Find the string "modified" in the entries and copy each line that has it.

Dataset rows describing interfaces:
════

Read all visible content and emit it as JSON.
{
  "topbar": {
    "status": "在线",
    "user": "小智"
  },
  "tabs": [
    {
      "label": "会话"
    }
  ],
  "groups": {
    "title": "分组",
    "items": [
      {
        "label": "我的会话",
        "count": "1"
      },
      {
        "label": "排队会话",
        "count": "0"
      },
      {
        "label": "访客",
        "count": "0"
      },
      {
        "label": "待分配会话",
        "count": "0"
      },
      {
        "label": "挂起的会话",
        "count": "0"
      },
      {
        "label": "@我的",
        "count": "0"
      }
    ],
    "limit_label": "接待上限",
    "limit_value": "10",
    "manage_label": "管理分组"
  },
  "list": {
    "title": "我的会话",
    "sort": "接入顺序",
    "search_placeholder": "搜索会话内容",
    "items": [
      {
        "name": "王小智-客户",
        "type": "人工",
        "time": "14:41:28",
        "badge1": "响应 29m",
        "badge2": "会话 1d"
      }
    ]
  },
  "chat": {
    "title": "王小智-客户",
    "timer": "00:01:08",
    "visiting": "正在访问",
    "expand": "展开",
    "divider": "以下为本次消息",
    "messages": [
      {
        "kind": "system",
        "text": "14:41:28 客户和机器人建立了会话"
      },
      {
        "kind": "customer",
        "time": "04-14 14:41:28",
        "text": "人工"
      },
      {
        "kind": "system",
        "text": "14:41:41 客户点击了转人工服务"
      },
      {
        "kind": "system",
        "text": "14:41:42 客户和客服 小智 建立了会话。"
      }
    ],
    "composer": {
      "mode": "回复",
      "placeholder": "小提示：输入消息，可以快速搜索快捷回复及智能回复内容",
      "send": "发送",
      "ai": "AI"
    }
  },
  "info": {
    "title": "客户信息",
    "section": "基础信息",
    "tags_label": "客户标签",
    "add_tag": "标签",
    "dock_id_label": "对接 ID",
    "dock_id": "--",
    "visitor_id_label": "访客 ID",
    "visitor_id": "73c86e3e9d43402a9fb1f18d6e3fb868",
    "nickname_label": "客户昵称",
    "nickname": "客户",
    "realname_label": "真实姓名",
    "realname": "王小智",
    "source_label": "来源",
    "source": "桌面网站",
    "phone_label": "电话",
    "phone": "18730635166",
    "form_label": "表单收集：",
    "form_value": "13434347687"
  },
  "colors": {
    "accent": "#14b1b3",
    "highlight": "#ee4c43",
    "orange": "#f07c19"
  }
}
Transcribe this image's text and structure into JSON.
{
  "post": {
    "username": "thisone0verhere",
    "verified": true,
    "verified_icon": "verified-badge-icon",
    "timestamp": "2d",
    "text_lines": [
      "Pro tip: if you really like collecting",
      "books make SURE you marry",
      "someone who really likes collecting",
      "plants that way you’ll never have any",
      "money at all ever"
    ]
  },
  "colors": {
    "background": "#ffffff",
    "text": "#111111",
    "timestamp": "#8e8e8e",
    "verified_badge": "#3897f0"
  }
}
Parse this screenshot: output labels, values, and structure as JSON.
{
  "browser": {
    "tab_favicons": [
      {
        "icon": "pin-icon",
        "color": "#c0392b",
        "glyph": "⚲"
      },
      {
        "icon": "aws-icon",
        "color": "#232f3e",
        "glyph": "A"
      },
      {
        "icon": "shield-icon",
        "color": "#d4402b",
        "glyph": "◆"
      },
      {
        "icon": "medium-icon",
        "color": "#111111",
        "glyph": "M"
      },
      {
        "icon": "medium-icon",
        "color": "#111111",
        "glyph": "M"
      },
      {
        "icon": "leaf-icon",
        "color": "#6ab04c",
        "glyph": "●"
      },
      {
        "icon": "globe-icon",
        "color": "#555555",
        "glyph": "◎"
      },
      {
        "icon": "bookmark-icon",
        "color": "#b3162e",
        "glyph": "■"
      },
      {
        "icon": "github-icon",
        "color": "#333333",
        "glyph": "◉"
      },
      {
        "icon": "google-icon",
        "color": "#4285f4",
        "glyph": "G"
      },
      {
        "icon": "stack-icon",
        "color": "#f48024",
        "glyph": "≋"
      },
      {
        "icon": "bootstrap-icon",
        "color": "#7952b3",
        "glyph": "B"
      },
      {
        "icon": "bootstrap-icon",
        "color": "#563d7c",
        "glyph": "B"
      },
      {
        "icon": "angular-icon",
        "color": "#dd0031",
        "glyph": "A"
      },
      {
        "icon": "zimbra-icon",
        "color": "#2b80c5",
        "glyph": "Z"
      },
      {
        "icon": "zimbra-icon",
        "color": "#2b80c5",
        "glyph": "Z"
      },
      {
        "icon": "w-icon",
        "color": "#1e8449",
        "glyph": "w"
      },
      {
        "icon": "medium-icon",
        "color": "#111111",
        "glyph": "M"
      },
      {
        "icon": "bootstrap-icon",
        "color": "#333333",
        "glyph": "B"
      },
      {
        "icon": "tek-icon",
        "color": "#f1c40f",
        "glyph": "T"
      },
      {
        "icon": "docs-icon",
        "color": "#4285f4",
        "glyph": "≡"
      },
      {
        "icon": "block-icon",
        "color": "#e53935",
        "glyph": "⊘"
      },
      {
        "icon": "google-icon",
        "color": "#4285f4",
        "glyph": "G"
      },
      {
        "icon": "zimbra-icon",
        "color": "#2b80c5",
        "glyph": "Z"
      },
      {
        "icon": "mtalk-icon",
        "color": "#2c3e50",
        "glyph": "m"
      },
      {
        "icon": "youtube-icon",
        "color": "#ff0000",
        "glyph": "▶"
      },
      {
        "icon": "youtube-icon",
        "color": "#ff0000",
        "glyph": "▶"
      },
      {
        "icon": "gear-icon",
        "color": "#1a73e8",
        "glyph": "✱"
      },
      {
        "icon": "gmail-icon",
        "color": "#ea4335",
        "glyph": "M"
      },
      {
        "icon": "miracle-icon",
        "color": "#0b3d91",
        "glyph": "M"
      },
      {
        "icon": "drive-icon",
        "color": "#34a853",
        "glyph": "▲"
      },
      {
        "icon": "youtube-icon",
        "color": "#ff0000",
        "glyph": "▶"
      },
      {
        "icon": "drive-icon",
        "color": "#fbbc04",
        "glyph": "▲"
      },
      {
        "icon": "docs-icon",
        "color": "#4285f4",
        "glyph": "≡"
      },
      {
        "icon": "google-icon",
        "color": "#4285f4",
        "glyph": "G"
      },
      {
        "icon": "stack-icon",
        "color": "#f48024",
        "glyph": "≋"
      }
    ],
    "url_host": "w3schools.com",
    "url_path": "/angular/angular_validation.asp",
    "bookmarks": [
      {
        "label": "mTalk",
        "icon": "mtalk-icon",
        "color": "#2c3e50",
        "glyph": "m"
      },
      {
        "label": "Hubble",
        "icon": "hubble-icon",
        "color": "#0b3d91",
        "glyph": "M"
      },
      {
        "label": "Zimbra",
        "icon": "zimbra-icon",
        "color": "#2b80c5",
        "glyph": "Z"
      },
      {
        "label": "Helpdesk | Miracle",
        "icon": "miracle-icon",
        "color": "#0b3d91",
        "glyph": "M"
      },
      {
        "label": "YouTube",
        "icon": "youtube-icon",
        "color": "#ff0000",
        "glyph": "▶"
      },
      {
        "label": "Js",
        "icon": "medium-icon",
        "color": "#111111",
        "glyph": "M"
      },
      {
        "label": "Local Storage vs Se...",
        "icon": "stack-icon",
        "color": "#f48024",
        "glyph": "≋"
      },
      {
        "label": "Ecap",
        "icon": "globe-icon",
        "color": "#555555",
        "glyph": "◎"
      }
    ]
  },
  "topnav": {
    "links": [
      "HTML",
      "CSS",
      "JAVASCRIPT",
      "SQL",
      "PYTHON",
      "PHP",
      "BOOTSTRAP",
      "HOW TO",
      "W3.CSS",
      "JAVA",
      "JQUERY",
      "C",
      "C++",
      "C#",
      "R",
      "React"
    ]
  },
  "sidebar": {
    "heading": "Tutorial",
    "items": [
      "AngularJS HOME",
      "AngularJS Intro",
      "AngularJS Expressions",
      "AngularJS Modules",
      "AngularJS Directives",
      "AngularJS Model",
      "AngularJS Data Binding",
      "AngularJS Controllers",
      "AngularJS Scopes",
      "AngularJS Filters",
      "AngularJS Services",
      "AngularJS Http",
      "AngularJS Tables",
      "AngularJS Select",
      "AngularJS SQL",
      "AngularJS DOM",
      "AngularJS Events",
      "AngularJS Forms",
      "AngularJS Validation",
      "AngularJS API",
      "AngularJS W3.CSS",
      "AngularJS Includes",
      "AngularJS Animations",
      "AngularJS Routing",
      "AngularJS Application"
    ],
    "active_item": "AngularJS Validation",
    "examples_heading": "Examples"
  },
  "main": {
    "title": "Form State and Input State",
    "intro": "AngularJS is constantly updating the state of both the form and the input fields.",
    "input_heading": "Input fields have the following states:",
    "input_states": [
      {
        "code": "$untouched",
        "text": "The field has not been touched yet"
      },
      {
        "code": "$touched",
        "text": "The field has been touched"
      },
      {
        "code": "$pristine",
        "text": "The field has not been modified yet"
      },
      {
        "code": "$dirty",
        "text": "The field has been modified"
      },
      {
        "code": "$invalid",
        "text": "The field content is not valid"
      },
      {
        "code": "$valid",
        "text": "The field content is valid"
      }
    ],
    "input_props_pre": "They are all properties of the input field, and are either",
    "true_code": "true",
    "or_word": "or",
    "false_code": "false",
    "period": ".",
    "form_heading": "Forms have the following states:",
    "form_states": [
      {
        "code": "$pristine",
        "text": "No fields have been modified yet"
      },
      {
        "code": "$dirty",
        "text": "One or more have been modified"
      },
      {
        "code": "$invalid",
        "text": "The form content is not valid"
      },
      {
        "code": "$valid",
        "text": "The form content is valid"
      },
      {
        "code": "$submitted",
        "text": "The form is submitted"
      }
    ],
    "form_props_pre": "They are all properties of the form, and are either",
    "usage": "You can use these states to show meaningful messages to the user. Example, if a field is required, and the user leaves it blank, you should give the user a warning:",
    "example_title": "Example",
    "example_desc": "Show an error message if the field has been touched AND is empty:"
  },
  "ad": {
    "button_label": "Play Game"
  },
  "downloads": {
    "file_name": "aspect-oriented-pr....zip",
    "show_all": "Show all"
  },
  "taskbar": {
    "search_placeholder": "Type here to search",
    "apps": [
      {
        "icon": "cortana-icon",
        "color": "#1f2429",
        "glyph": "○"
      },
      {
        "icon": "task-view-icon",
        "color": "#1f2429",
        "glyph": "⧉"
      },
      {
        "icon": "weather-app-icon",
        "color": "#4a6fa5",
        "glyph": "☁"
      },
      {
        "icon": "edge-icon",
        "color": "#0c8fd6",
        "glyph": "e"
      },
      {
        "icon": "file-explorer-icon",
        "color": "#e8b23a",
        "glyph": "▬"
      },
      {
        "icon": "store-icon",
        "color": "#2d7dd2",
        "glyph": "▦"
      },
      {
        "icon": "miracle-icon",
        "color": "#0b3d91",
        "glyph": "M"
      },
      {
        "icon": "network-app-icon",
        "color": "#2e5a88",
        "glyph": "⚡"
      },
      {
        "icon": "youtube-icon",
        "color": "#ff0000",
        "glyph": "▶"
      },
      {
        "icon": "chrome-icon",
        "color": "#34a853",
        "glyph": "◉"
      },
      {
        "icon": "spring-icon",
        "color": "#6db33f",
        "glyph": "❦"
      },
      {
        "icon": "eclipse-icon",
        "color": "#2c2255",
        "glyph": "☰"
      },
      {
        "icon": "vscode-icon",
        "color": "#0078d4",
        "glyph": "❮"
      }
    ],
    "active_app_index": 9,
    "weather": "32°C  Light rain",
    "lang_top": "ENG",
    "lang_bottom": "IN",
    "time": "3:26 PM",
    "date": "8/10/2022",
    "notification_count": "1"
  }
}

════

Expected answer>
        "text": "The field has not been modified yet"
        "text": "The field has been modified"
        "text": "No fields have been modified yet"
        "text": "One or more have been modified"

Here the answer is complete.